The Donald Trump campaign filed a libel lawsuit against the Washington Post over two stories with allegedly false information on a conspiracy with Russia. On February 26, the campaign filed a similar lawsuit against the New York Times.
According to the Trump campaign, both lawsuits aim to hold mainstream media outlets accountable for intentionally publishing false information as fact.
“In two published articles [the Washington Post made] defamatory claims that the campaign ‘tried to conspire with’ a ‘sweeping and systematic’ attack by Russia against the 2016 U.S. presidential election and ‘who knows what sort of aid Russia and North Korea will give to the Trump campaign, now that he has invited them to offer their assistance?'” said Jenna Ellis, a senior legal adviser to Trump’s re-election campaign.
According to Ellis, the complaint alleges the New York Times was aware of the false statements at the time of publication and did so with the intention of hurting Trump’s re-election campaign and misleading readers in the process.
The two articles in question and considered “defamatory articles” in the lawsuit are “Trump just invited another Russian attack.
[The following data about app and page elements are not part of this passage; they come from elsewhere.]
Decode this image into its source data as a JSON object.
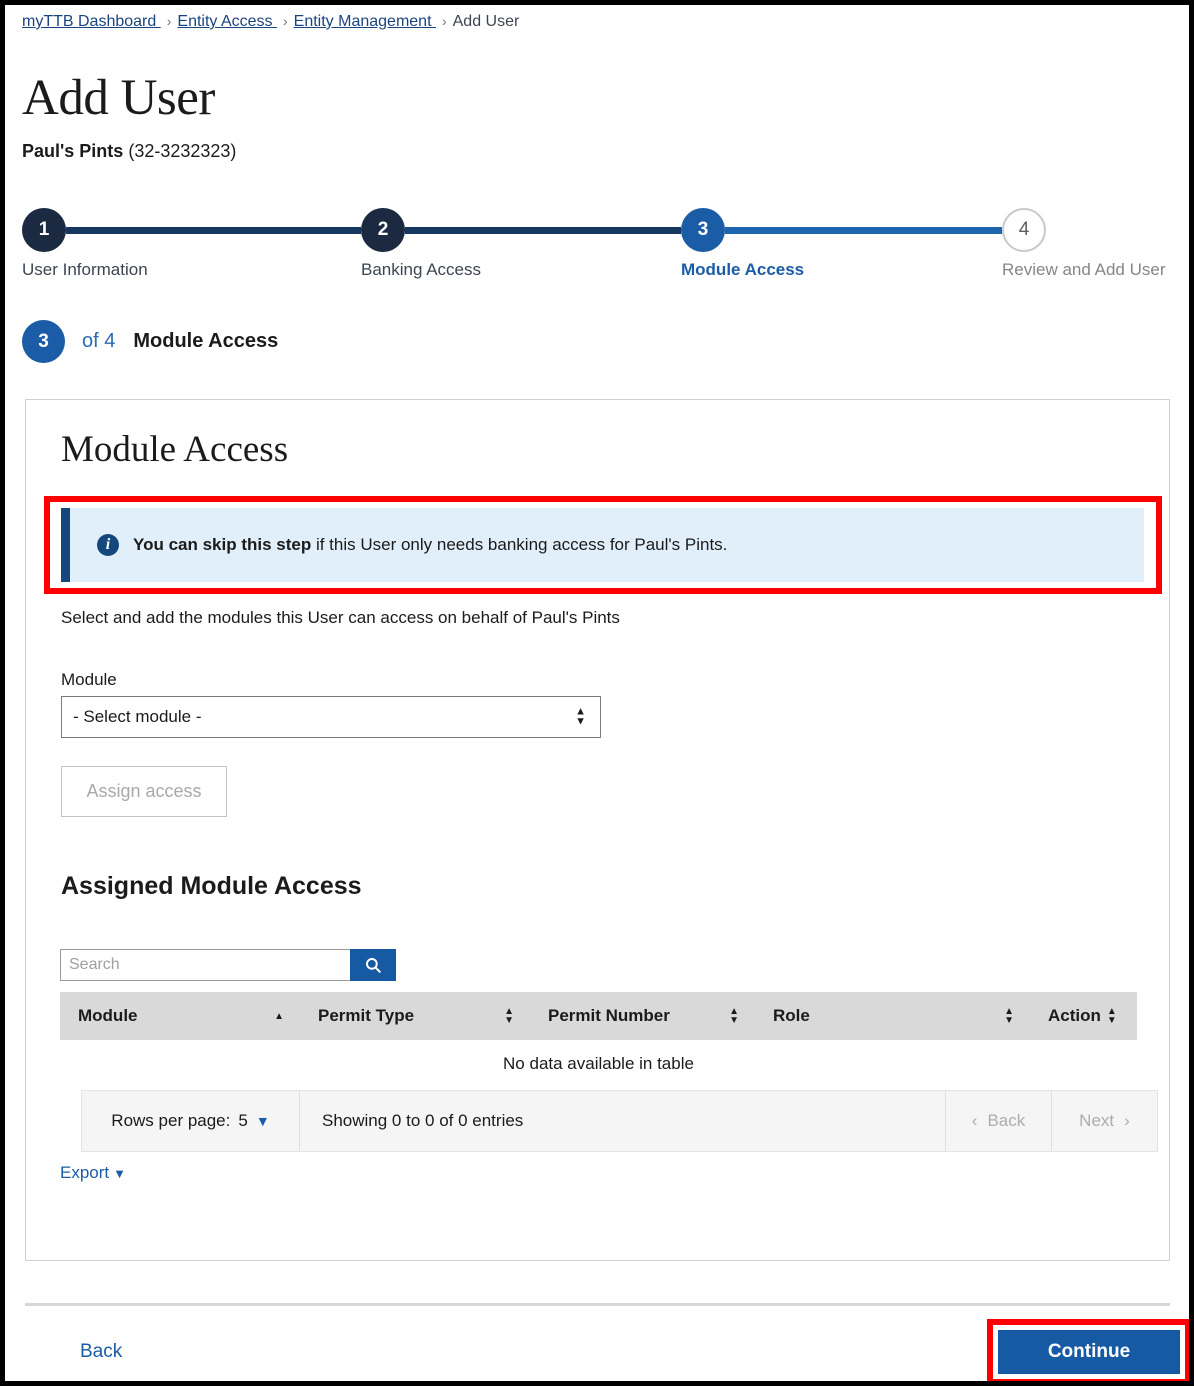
{
  "breadcrumb": {
    "items": [
      {
        "label": "myTTB Dashboard ",
        "link": true
      },
      {
        "label": "Entity Access ",
        "link": true
      },
      {
        "label": "Entity Management ",
        "link": true
      },
      {
        "label": "Add User",
        "link": false
      }
    ],
    "separator": "›"
  },
  "page": {
    "title": "Add User",
    "entity_name": "Paul's Pints",
    "entity_number": "(32-3232323)"
  },
  "stepper": {
    "steps": [
      {
        "number": "1",
        "label": "User Information",
        "state": "done"
      },
      {
        "number": "2",
        "label": "Banking Access",
        "state": "done"
      },
      {
        "number": "3",
        "label": "Module Access",
        "state": "active"
      },
      {
        "number": "4",
        "label": "Review and Add User",
        "state": "todo"
      }
    ]
  },
  "substep": {
    "number": "3",
    "of_text": "of 4",
    "name": "Module Access"
  },
  "card": {
    "title": "Module Access",
    "alert": {
      "icon": "info-icon",
      "bold_text": "You can skip this step",
      "rest_text": " if this User only needs banking access for Paul's Pints."
    },
    "helper_text": "Select and add the modules this User can access on behalf of Paul's Pints",
    "module_field": {
      "label": "Module",
      "selected": "- Select module -"
    },
    "assign_button": "Assign access",
    "assigned_section": {
      "title": "Assigned Module Access",
      "search_placeholder": "Search",
      "search_value": "",
      "search_icon": "search-icon",
      "columns": [
        {
          "label": "Module",
          "sort": "asc"
        },
        {
          "label": "Permit Type",
          "sort": "none"
        },
        {
          "label": "Permit Number",
          "sort": "none"
        },
        {
          "label": "Role",
          "sort": "none"
        },
        {
          "label": "Action",
          "sort": "none"
        }
      ],
      "rows": [],
      "empty_message": "No data available in table",
      "pagination": {
        "rows_per_page_label": "Rows per page:",
        "rows_per_page_value": "5",
        "showing_text": "Showing 0 to 0 of 0 entries",
        "back_label": "Back",
        "next_label": "Next"
      },
      "export_label": "Export"
    }
  },
  "footer": {
    "back_label": "Back",
    "continue_label": "Continue"
  },
  "colors": {
    "brand_blue": "#165aa3",
    "step_done": "#1b2a41",
    "step_active": "#1a5ca5",
    "alert_bg": "#e1effa",
    "alert_bar": "#14487c",
    "highlight_red": "#ff0000",
    "table_header_bg": "#d9d9d9"
  }
}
Mitch McConnell is making one more likely” by Greg Sargent and “Trump: I can win reelection with just my base” by Paul Waldman.
According to the lawsuit, the Sargent article contained a “defamatory claim” that Special Counsel Robert Mueller concluded the Trump campaign “tried to conspire with” a “sweeping and systematic” attack by Russia against the 2016 U.S. presidential campaign.
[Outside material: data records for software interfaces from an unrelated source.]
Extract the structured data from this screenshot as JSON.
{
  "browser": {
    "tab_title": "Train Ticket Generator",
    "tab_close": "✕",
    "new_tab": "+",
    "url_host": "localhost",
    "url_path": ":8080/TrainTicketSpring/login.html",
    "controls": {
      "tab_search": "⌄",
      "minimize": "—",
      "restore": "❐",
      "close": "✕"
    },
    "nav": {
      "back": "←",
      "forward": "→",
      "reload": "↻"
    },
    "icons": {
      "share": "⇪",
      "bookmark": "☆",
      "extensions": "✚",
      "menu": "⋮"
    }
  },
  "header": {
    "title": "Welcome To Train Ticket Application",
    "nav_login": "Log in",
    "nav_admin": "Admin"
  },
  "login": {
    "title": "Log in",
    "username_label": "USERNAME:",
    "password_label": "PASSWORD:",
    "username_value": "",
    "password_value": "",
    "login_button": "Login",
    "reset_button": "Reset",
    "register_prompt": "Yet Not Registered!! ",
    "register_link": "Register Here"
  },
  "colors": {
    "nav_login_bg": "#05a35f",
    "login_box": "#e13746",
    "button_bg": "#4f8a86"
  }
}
The second article in question contained statements “who knows what sort of aid Russia and North Korea will give to the Trump campaign, now that he has invited them to offer their assistance?”
Trump’s campaign alleges the Washington Post was aware of the false statements at the time of publication.
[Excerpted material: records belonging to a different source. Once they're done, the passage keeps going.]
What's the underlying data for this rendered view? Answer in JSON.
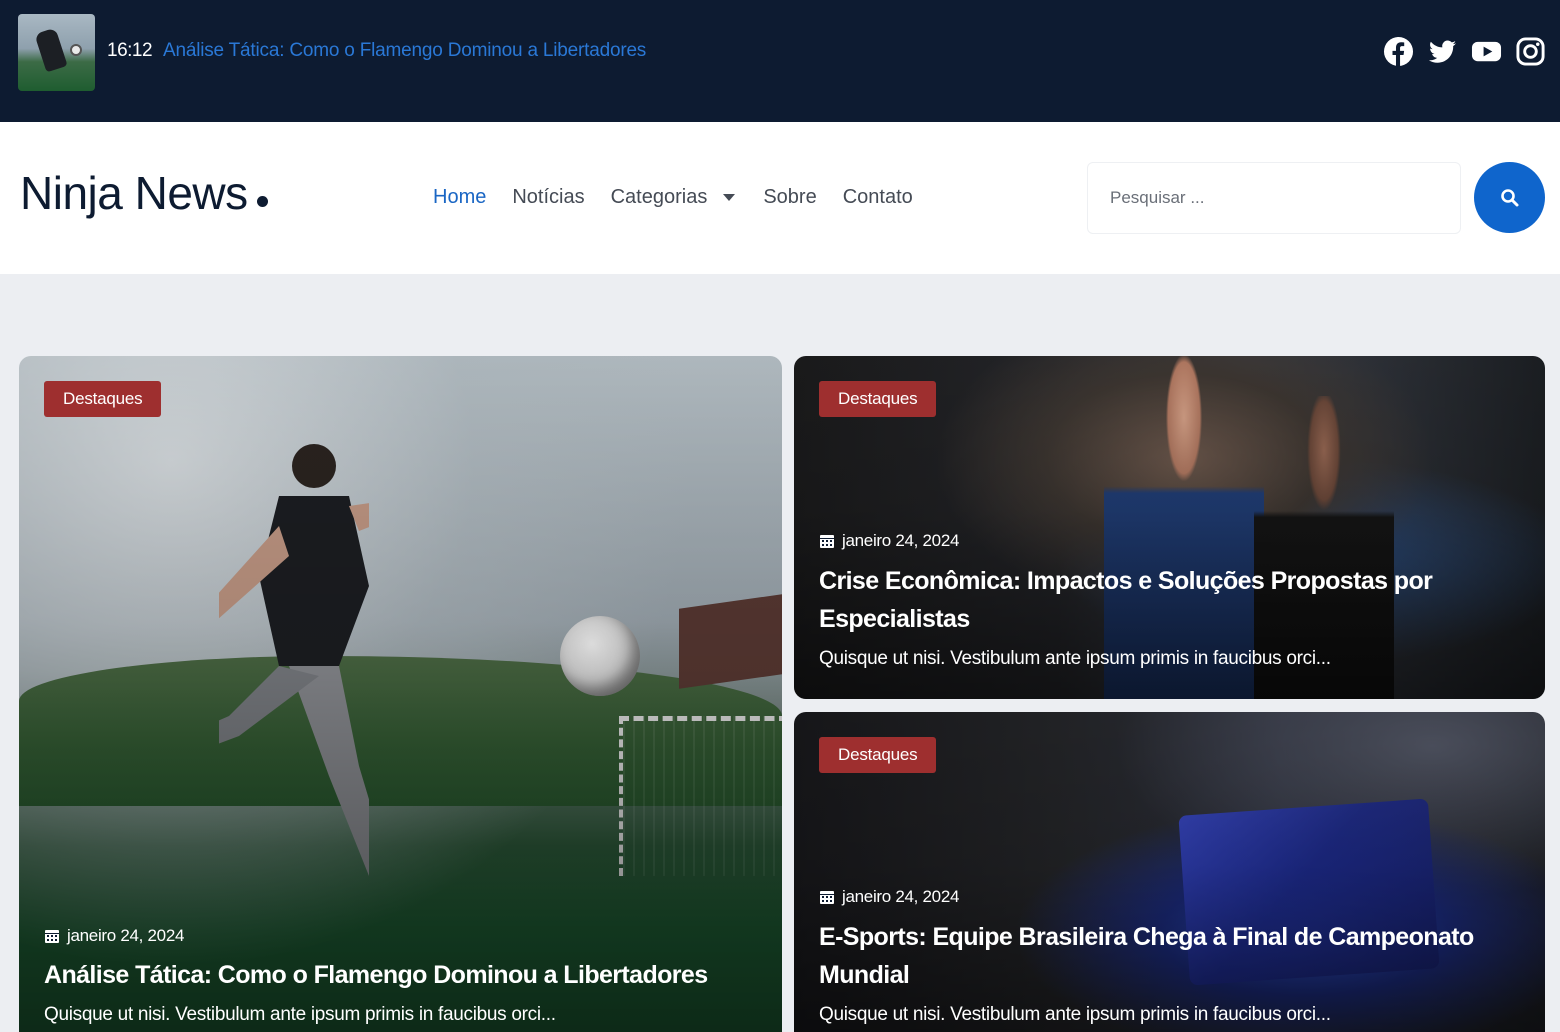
{
  "topbar": {
    "time": "16:12",
    "headline": "Análise Tática: Como o Flamengo Dominou a Libertadores",
    "socials": [
      "facebook-icon",
      "twitter-icon",
      "youtube-icon",
      "instagram-icon"
    ],
    "background": "#0d1b31",
    "headline_color": "#2a78d6"
  },
  "header": {
    "logo": "Ninja News",
    "nav": [
      {
        "label": "Home",
        "active": true
      },
      {
        "label": "Notícias"
      },
      {
        "label": "Categorias",
        "dropdown": true
      },
      {
        "label": "Sobre"
      },
      {
        "label": "Contato"
      }
    ],
    "search": {
      "placeholder": "Pesquisar ..."
    },
    "accent": "#0f65cc"
  },
  "cards": [
    {
      "badge": "Destaques",
      "date": "janeiro 24, 2024",
      "title": "Análise Tática: Como o Flamengo Dominou a Libertadores",
      "excerpt": "Quisque ut nisi. Vestibulum ante ipsum primis in faucibus orci..."
    },
    {
      "badge": "Destaques",
      "date": "janeiro 24, 2024",
      "title": "Crise Econômica: Impactos e Soluções Propostas por Especialistas",
      "excerpt": "Quisque ut nisi. Vestibulum ante ipsum primis in faucibus orci..."
    },
    {
      "badge": "Destaques",
      "date": "janeiro 24, 2024",
      "title": "E-Sports: Equipe Brasileira Chega à Final de Campeonato Mundial",
      "excerpt": "Quisque ut nisi. Vestibulum ante ipsum primis in faucibus orci..."
    }
  ],
  "badge_color": "#9e2f2f"
}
“The statements were and are 100 percent false and defamatory. The complaint alleges The Post was aware of the falsity at the time it published them, but did so for the intentional purpose of hurting the campaign, while misleading its own readers in the process,” Ellis said.